The Gita itself takes the form of a conversation between the god Krishna and a human being named Arjuna, who is reluctant to engage in a battle to reclaim his homeland. Although the articles I read introducing the Gita claim that Krishna disguises himself as Arjuna’s charioteer, in Mitchell’s translation he is referred to throughout the book as The Blessed Lord and speaks of himself in the first person as a divine entity. Midway through, he explicitly reveals himself as the God, the being from which all deities find their source, and shows Arjuna his true physical form.
Before this, and following it, Arjuna and Krishna converse about the meaning of life, suffering, wisdom, the path to righteousness, the value of faith, and many diverse but related concepts. Krishna opens the conversation by encouraging Arjuna to have courage. Their conversation expands from there, Arjuna asking Krishna to elaborate on one question or another.
In reading, I saw the origins of ideas I associate with Hinduism — reincarnation and universalism, for instance. I also saw the origins of ideas I associated with Buddhism (Krishna identifies desire as the enemy of wisdom). Even translated into contemporary English, the Gita is not a light read, but Mitchell’s offering is lucid on the average, and I tended to find myself caught up in the narrative flow — pausing only to refresh my memory of what a particular untranslated Hindi word meant.
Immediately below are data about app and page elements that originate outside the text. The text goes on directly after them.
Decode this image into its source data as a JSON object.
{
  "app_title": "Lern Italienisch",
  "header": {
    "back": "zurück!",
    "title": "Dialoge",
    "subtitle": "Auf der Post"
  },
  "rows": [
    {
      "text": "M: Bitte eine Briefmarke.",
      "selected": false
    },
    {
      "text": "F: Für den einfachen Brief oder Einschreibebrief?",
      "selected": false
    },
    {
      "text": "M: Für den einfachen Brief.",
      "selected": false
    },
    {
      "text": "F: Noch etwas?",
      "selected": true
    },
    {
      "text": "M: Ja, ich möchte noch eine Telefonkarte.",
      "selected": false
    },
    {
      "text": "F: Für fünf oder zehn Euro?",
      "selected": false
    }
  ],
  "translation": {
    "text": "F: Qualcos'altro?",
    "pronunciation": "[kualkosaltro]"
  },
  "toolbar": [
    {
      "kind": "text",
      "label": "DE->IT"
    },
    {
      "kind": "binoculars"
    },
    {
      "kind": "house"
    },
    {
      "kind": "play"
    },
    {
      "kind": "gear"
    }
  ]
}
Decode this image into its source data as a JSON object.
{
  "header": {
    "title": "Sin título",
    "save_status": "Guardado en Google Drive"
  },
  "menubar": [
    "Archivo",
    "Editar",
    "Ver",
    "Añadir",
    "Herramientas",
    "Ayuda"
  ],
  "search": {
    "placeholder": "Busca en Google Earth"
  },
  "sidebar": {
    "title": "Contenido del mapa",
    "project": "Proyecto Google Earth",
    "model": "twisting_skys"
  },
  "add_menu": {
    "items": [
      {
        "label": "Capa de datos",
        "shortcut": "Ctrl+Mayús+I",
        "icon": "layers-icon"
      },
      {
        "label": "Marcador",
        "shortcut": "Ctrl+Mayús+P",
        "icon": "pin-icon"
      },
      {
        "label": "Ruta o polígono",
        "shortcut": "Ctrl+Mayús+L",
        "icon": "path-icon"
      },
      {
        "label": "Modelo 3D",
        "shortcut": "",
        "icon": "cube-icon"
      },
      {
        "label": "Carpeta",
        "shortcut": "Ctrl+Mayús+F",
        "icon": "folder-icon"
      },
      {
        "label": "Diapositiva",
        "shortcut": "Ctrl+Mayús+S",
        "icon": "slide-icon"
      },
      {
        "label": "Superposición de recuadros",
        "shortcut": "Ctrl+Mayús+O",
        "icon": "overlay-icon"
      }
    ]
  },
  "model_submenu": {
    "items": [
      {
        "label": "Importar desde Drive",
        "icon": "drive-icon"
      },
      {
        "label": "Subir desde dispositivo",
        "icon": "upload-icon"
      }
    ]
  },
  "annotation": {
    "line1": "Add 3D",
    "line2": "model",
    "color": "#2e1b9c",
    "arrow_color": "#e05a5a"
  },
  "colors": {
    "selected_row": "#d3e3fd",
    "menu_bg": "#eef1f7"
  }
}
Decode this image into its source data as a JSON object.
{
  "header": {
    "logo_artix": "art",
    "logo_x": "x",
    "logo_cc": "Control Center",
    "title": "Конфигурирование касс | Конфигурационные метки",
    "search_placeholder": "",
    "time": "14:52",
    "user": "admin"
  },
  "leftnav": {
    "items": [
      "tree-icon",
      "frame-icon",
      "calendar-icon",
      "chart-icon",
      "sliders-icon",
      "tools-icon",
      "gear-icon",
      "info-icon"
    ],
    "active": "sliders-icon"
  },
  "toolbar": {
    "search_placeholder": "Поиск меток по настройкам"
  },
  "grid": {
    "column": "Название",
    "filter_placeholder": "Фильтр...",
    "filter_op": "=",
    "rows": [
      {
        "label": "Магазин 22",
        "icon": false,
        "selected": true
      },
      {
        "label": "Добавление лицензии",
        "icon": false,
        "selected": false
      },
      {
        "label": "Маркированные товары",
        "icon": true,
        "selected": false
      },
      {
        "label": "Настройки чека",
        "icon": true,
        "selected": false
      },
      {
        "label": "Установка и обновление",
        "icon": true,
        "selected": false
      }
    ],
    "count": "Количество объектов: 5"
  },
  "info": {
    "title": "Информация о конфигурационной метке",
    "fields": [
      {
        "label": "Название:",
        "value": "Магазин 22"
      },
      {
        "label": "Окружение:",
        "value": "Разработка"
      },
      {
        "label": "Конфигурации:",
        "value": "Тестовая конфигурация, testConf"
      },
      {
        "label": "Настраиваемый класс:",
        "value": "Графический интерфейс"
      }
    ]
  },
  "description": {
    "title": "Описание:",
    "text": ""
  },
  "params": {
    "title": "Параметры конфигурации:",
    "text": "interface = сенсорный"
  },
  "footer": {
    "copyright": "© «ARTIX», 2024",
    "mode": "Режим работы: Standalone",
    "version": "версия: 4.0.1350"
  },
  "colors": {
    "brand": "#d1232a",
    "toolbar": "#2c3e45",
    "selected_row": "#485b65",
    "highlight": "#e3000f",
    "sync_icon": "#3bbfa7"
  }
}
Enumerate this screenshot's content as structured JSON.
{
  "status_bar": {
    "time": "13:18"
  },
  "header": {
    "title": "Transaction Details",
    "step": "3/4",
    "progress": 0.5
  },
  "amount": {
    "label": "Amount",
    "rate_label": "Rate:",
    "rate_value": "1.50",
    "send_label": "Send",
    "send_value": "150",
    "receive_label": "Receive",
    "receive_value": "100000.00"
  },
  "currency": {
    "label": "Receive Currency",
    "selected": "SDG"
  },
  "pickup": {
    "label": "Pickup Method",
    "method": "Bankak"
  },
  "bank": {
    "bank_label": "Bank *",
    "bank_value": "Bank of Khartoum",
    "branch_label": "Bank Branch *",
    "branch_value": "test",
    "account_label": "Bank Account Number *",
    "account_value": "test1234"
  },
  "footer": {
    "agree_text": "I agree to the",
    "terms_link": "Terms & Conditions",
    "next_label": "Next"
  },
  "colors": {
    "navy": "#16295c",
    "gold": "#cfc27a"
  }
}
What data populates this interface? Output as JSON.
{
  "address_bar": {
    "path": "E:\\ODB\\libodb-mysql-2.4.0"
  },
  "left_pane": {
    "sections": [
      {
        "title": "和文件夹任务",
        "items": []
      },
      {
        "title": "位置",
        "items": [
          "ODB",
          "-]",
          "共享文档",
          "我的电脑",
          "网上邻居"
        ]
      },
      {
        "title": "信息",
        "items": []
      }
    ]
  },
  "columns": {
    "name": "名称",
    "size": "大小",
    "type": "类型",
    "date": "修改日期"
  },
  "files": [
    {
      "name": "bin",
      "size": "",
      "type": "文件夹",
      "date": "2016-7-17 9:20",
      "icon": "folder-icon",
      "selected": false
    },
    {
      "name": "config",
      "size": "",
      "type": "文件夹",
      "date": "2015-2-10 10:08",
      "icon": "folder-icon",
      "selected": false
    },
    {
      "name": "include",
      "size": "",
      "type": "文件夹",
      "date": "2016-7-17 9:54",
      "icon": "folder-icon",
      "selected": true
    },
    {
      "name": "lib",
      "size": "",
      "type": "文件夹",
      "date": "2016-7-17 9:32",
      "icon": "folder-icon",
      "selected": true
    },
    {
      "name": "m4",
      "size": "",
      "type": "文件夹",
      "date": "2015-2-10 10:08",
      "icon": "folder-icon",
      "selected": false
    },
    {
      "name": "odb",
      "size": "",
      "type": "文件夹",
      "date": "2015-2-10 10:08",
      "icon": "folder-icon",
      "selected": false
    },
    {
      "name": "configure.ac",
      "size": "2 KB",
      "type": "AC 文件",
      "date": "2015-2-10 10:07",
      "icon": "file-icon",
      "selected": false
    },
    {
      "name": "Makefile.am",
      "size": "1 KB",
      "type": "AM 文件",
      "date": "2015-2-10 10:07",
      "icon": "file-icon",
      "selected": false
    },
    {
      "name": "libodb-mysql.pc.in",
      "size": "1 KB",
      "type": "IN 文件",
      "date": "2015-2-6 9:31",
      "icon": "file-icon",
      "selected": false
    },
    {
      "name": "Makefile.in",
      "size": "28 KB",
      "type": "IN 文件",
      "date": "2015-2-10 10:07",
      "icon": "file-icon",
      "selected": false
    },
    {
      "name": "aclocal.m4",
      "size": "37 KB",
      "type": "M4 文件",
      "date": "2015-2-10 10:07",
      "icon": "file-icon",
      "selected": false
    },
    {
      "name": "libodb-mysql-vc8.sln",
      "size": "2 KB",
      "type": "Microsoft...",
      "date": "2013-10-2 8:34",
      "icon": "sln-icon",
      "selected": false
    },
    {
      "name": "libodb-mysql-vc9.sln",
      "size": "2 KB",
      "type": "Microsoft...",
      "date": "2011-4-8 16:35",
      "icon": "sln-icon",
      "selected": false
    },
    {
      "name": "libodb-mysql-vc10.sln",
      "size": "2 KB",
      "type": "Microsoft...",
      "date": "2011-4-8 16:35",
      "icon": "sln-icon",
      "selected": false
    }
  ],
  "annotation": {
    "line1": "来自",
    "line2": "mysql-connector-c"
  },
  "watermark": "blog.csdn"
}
Although translated poetry assuredly loses something in the process, Mitchell manages to convey beauty and simplicity here. Unlike his translations of other works (Gilgamesh and the Tao te Ching, which I’ve previewed but don’t have access to), Mitchell refrains from ‘updating’ the text with modern idioms and allusions. If you’re interested in reading the Gita for literacy purposes — or just looking for poetry that reminds you Hindu and some Buddhist religious principles — I’d say Mitchell’s translation is promising.